Hedgehog at night

You’re going to be sitting or lying down in the spot for a fair old while, night after night in many cases, so make sure it’s comfortable. Set your camera up so that you are shooting down low, and use a tripod or something else to prop the camera up. Set your camera to silent shutter mode, or the click might startle the animal and cause it to curl up in a ball.
Other tricks to try is setting your camera to a high ISO sensitivity, and a low F-stop. These can increase your shutter speeds and also help to blur the background while making the foreground, i.e. the hedgehog stand out in the picture.

How to film a hedgehog at night with a wildlife camera

Infrared (IR) wildlife cameras are much cheaper and readily available than they used to be, and offer you a relatively simple way to capture not just hedgehogs, but all sorts of wildlife on film during the day and at night.

We have tested and reviewed the top rated wildlife cameras, and you can check out our findings, along with links to the product pages on our ‘Best Wildlife Cameras Reviewed’ page. Wildlife cameras are very easy to set up and run, but you have to be aware of a few things to get the most out of them.

Best Wildlife Cameras Reviewed
Best Wildlife Cameras Reviewed

First of all, I would recommend paying a bit more and getting one of the best models available. You want the highest resolution images you can get, and the best sensors. Also, the ability to be able to dial in the settings for sensitivity and more is very important in order to get the best film footage.

When setting up your wildlife camera to film hedgehogs, you should do so at a low angle to get the best footage. Setting up some food bait, such as a little dog food in front of the camera and its sensors can be a good way to get some great images.

The problem with wildlife cameras is that the sensors can’t distinguish between an animal, or any other type of movement. Therefore, you need to be careful that some tree branches, foliage, or other garden items that could get blown by the wind aren’t in line with the sensors, as they will trigger the camera.

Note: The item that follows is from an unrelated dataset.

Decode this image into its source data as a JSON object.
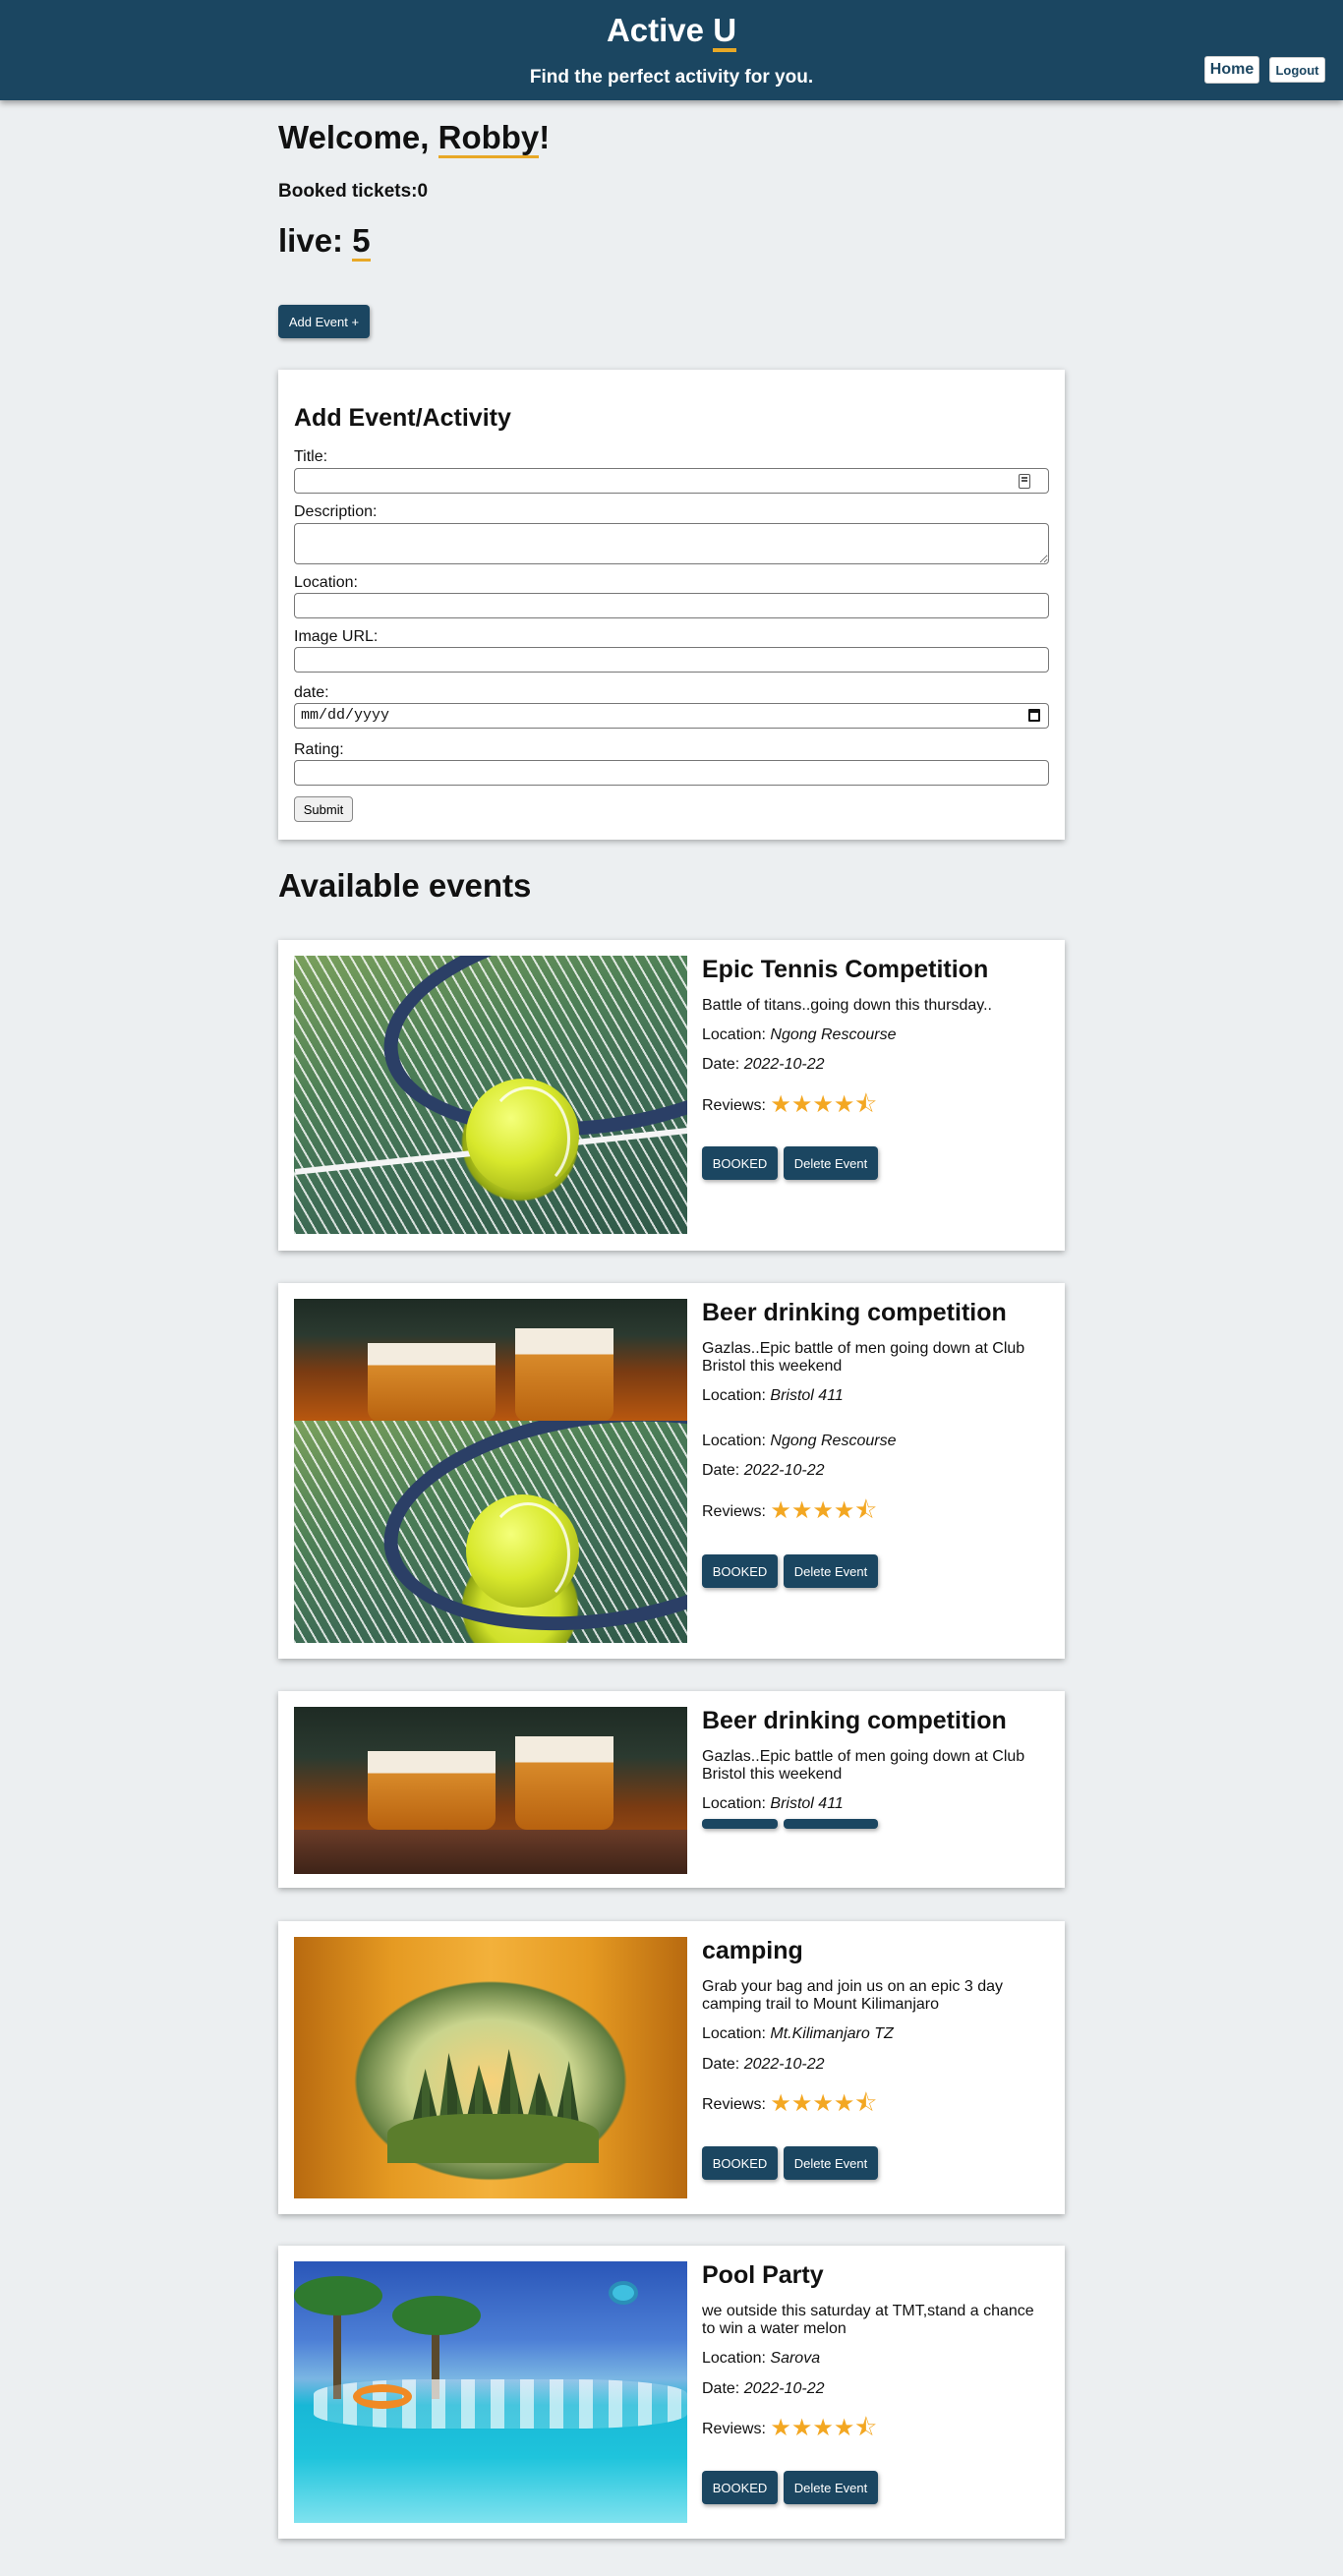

The good thing about these wildlife cameras is that you don’t have to be present to activate them and this reduces the chance that the hedgehogs will be disturbed by you, and makes it more likely that you’ll catch them acting naturally.

If you’re going to use a wildlife camera, always check the memory card each day and delete any useless footage as well as downloading any good stuff to your computer before replacing it in the camera.

In addition to this, you need to check and change batteries. You don’t want the camera to stop working in the middle of the night and potentially miss out on any nocturnal hedgehog activity.

Don’t expect to get amazing images after just one night of filming either. These things take time, so you need to be patient. With persistence, you should get the footage you are after, and you might even capture foxes, mice, and badgers in the act too.

Hedgehog hiding in dark on a rainy night.

To help attract hedgehogs to your garden you can leave some food as bait, but another excellent way is to set up a log pile. This will attract various insects, and along with it; hedgehogs looking for food. You could make them a feeding box too. 

To really get the best chance of filming hedgehogs at night, you should set up multiple cameras, but this might get a little expensive, so you’ll need to work out if the cost is really worth it. For me, it certainly is and next you might be interested in a bird box camera.